Exercise:
Copy each line from the listing below where the word "heading" shows up.
======== Input records ========
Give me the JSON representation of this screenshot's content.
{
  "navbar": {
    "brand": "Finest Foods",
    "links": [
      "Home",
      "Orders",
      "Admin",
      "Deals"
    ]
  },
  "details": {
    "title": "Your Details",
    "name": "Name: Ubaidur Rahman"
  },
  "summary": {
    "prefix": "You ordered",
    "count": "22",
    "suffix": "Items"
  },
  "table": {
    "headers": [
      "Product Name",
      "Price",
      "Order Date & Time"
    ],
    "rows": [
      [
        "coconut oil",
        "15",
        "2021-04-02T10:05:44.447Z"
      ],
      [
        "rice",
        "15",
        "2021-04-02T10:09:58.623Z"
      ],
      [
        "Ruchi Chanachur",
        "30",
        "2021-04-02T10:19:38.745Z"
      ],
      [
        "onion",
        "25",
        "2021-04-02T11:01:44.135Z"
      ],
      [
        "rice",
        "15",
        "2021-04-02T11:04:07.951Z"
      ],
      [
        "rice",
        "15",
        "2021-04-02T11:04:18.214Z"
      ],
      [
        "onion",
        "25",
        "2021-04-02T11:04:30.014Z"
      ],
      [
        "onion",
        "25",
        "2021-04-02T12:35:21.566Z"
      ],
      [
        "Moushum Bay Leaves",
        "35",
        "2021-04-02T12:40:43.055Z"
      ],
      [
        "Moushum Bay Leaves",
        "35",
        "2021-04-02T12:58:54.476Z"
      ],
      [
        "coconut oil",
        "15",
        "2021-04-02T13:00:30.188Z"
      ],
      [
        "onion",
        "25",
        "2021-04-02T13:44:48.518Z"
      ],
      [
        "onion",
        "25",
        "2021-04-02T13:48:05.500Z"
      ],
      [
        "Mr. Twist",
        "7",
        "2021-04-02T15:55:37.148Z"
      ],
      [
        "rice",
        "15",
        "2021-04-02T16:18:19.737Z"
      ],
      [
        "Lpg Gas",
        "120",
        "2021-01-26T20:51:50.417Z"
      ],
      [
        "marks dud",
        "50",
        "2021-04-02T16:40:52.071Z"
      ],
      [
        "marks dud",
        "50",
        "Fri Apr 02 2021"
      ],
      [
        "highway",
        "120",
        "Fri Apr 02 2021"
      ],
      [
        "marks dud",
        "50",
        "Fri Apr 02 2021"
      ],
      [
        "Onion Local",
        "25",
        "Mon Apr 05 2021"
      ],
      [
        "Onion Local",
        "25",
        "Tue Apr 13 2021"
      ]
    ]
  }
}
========
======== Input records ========
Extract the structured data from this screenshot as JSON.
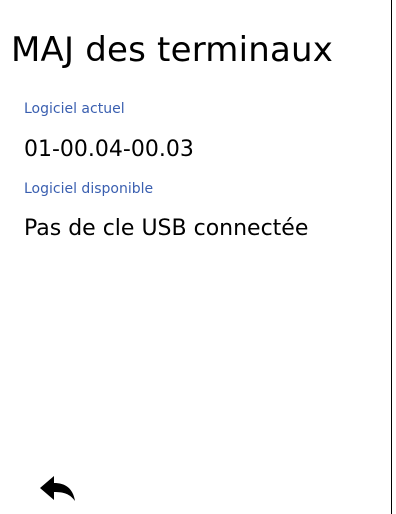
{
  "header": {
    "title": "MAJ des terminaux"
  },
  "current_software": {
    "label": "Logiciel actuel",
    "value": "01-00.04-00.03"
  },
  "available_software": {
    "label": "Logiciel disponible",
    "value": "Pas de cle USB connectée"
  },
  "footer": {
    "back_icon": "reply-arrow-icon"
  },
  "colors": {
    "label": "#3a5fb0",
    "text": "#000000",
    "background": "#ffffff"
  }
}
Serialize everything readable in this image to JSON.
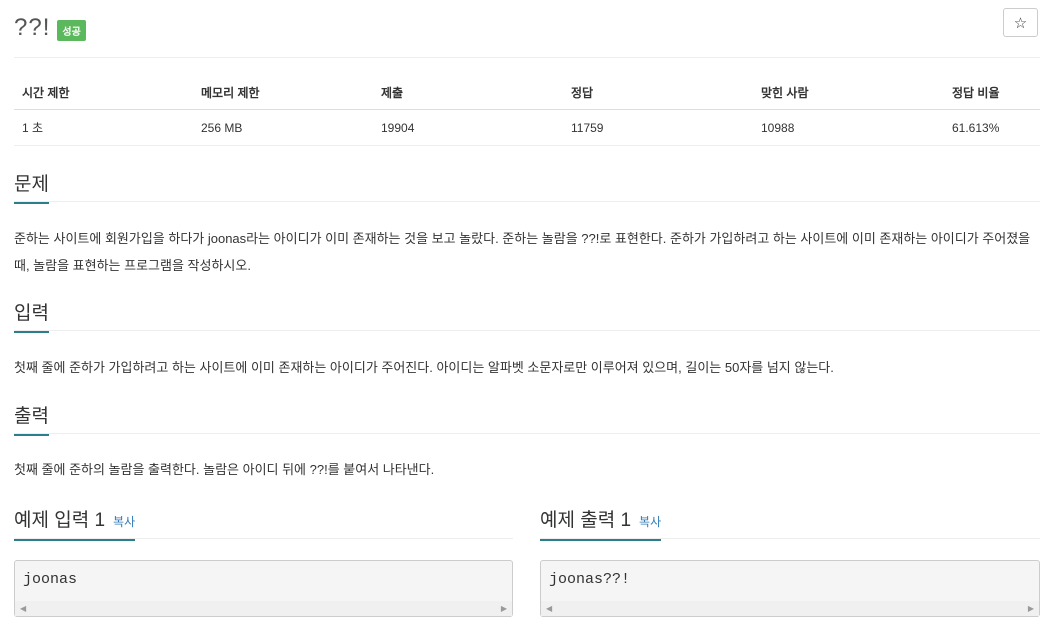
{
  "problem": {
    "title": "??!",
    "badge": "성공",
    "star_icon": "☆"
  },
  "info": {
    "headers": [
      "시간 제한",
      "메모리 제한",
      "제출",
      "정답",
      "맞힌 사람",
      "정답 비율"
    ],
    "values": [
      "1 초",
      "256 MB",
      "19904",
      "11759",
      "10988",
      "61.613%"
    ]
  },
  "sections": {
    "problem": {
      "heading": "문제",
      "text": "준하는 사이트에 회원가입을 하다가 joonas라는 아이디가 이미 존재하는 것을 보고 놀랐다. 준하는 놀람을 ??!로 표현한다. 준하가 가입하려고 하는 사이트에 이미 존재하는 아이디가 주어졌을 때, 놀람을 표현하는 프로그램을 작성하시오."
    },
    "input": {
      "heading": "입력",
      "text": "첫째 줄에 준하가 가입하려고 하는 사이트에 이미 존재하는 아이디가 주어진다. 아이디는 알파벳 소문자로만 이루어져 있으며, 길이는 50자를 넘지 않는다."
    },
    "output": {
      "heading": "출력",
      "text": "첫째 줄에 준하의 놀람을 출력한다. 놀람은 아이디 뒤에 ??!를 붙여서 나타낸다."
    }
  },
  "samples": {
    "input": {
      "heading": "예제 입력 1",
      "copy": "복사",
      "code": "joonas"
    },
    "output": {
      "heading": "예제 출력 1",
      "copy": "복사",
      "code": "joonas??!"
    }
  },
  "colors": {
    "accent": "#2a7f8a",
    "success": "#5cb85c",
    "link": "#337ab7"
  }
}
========
Reply to the exercise:
      "heading": "문제",
      "heading": "입력",
      "heading": "출력",
      "heading": "예제 입력 1",
      "heading": "예제 출력 1",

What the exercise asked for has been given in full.